By Christina VanGinkel
I am on several message boards online whose focus is parenting, and this morning there was a discussion going on about a young mother who is being charged with child endangerment because she left her infant son home alone for several weeks! She apparently left him in a playpen with a few bottles and off she went to party. She had lost one child to social services a few years past, and is pregnant as this is going on. How the baby was discovered, no one was positive, but it did state that several friends of hers knew she regularly left the child alone at night to go to clubs. Why no one had turned her in for those occurrences was under great discussion.. That he was still alive was a small miracle in itself out of the completely tragic ordeal that he had experienced. The discussion online turned to when would one of us, as a parent or grandparent, step in and call social services on a neighbor or acquaintance.
I had no definitive answer, other than if I saw something that bothered me, I would call or tell someone that I felt would have the authority to deal with it. I have been known to say things directly to mothers or fathers in public, which I never had met before the incident in question, and to talk to parent I knew. This may not be the best approach, but when an infant is in obvious danger, it is hard for me to not open my mouth. I once watched a young mother leave an infant in a car seat in a vehicle, crack the window a tiny bit, and head into a store. I could not in all good conscious let her leave an infant unattended and I spoke up and told her exactly what ran through my imagination when I realized what she was about to do. That a car can heat up quickly, even with a window cracked. That someone wanting an infant would not be deterred by a simple car door that was locked, especially when they had just watched the adult who should have been in charge walk away. What did she do? She actually thanked me and took her infant into the store with her. She replied that the baby had been fussy for days on end and she was finally asleep. She made a rash decision to leave her sleep instead of risk waking her up. She went on to say that, she had never done it before, and would never do it again. I honestly have no way of knowing if this was truthful, though it seemed to be. Another friend later told me I should have called 911 and let the police deal with it. In retrospect, that would have been the best approach. I had no way of knowing if the mother would respond as she did, or become violent for me 'butting in'.

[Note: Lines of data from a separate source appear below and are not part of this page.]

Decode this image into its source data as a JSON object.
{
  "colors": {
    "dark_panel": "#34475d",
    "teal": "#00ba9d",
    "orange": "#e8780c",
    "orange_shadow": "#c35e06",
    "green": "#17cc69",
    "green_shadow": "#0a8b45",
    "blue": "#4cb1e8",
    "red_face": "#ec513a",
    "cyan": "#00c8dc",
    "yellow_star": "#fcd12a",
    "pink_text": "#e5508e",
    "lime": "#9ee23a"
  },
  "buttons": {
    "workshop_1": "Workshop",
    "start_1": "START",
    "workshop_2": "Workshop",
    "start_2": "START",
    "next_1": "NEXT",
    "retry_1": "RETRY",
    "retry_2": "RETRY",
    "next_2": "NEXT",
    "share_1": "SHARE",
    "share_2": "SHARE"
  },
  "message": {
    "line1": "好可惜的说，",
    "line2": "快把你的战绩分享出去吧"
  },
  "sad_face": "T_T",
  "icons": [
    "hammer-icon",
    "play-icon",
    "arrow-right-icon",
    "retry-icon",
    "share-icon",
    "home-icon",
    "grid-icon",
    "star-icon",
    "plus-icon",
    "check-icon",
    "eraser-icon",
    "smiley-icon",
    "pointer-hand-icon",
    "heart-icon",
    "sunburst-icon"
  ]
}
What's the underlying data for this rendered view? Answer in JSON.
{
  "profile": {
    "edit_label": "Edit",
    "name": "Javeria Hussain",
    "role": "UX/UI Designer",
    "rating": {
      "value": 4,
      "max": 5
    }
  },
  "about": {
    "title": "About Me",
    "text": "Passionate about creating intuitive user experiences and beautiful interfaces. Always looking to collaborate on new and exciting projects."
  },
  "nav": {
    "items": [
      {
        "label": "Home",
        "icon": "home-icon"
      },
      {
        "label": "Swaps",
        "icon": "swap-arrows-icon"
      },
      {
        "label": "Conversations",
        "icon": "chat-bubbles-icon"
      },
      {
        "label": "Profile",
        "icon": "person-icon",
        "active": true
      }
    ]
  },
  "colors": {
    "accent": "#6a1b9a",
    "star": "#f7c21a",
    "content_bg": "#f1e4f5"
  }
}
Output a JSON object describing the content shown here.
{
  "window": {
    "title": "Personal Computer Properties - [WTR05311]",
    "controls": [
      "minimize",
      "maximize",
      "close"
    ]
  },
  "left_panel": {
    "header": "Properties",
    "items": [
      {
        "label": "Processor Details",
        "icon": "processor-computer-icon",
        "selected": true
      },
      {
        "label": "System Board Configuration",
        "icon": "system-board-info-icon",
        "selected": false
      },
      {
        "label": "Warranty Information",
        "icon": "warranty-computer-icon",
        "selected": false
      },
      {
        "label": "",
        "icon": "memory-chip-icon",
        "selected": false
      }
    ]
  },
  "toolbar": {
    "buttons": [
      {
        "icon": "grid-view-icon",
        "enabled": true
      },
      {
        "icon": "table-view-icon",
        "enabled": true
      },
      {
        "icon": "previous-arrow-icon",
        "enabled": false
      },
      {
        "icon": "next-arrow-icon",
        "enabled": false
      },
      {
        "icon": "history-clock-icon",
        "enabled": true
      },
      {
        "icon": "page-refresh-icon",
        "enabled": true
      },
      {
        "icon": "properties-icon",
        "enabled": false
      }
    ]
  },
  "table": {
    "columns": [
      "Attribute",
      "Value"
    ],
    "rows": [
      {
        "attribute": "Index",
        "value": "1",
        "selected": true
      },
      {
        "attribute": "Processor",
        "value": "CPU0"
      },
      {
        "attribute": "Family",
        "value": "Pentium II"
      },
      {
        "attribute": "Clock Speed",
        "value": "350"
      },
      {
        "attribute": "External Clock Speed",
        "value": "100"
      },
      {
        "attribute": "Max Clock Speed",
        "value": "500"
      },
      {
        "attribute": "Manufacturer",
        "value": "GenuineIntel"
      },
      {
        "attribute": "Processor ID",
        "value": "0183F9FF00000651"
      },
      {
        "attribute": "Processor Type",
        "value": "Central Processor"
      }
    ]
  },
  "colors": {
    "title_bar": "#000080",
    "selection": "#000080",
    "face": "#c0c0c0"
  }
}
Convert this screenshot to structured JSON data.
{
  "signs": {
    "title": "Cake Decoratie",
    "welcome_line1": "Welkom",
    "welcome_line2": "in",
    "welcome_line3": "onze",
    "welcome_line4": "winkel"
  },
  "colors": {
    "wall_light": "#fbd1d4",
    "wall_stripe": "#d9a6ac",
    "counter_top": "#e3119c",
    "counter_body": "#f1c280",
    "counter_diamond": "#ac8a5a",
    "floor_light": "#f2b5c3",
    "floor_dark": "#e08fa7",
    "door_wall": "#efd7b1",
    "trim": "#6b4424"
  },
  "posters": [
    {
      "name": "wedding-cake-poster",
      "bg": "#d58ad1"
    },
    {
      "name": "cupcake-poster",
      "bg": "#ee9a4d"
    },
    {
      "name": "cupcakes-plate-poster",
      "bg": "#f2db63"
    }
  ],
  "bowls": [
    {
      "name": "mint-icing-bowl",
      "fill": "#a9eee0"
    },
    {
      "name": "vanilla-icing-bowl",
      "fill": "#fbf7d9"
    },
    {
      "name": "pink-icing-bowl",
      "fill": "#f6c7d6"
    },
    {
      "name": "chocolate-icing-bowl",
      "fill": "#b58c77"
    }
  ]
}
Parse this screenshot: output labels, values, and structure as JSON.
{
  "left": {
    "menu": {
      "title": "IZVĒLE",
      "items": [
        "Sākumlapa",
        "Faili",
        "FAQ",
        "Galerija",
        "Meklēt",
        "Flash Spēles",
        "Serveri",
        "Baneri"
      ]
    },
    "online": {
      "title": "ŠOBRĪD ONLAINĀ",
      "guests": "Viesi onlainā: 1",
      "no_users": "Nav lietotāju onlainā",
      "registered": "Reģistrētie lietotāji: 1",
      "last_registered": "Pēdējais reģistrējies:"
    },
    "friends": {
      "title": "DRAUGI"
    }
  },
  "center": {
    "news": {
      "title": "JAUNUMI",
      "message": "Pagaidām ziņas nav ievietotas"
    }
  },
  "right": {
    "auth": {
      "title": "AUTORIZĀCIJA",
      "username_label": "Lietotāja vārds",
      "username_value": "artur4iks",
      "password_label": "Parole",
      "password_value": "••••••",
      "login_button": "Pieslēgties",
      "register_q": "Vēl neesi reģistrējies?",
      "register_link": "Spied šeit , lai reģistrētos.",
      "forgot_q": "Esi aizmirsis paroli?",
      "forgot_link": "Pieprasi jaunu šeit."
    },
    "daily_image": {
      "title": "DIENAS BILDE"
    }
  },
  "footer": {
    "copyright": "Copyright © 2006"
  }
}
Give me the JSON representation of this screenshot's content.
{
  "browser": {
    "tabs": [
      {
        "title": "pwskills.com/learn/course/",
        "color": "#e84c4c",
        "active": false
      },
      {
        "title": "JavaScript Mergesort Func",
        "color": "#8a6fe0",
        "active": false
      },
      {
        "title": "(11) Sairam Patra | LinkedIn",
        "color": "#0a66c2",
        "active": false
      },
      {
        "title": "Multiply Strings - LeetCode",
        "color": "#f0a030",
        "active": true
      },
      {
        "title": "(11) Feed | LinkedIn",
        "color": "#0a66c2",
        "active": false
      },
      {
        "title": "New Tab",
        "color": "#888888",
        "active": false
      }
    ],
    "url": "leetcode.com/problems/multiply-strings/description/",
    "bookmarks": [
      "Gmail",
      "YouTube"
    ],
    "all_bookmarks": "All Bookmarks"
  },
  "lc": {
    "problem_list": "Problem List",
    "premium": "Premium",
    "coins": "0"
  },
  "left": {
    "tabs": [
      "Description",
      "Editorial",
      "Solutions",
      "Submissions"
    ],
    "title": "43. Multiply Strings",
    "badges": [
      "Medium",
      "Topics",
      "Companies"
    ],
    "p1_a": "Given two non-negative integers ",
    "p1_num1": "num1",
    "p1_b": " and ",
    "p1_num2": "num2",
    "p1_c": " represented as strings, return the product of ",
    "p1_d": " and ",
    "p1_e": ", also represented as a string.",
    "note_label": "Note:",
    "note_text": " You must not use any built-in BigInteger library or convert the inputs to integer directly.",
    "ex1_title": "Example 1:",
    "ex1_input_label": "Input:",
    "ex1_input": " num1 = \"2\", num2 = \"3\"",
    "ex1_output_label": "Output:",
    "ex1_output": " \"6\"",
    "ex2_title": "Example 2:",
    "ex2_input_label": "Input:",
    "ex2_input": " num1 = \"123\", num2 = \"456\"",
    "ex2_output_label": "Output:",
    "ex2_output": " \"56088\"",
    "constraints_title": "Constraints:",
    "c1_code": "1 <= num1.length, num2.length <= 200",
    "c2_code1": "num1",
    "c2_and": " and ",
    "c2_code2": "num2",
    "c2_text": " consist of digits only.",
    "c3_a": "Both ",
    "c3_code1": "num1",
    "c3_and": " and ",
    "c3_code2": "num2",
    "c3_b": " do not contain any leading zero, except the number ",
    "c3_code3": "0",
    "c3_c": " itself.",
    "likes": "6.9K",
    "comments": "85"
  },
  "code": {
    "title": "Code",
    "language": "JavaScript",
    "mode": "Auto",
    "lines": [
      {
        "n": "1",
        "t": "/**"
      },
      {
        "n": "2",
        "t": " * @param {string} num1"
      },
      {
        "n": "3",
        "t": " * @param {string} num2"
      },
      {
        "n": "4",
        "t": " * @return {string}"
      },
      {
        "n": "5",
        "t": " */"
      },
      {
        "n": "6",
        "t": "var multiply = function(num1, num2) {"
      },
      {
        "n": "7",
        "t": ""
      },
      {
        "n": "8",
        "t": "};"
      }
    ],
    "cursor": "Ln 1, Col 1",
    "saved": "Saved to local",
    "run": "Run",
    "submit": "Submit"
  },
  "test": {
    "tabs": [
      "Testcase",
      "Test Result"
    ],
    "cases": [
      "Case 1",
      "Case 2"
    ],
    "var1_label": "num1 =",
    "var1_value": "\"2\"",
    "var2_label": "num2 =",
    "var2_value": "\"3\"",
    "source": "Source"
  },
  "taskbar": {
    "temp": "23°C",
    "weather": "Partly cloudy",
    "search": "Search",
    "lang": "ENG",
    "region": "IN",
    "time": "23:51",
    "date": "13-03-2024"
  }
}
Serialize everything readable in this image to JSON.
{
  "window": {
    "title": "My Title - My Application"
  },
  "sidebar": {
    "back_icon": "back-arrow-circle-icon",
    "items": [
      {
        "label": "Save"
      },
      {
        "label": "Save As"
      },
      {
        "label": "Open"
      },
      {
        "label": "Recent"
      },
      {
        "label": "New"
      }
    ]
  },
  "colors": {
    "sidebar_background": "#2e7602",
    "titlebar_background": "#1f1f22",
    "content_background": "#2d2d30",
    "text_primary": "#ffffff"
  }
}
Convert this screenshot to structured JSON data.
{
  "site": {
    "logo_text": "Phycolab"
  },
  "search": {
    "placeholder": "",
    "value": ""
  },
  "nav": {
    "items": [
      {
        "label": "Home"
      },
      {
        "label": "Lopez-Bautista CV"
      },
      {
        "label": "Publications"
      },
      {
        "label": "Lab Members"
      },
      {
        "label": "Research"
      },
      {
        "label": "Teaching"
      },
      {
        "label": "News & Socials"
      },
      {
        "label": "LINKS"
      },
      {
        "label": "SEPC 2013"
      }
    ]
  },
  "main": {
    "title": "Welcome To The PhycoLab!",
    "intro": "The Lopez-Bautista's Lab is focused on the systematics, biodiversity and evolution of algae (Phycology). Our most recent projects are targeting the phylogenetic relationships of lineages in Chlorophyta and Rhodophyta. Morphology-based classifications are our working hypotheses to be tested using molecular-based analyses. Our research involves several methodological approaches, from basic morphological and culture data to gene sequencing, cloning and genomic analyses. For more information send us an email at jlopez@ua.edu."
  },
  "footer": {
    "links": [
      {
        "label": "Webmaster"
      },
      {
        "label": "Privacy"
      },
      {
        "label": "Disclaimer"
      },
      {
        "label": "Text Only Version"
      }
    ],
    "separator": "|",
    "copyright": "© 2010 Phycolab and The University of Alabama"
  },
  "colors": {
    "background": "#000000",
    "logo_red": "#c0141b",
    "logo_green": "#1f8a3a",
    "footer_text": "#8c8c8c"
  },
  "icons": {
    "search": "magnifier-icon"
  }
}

Older children that are in as obvious neglect from the adults in charge leave me just as opened mouthed. When I had to run into the school that my son attends to pick up his homework as he had been out sick for the last two days, I passed a boy who was sitting in the back of the parking lot smoking a cigarette. The boy was in elementary school, and I knew his parents were separated and he was one of several children his mother was trying her best to raise. I called her upon arriving back home that morning and told her exactly where I saw her son, and what he was up to. I knew the mother though, and knew if she found out later that I saw him, and did not tell her, she would have been upset.
Parents make tough decisions all of the time, and as a parent, those decisions do not always directly reflect our own children. What will I do the next time I see a child being neglected or in obvious danger? Speak up to someone in charge. I could do no less and sleep with a good conscious.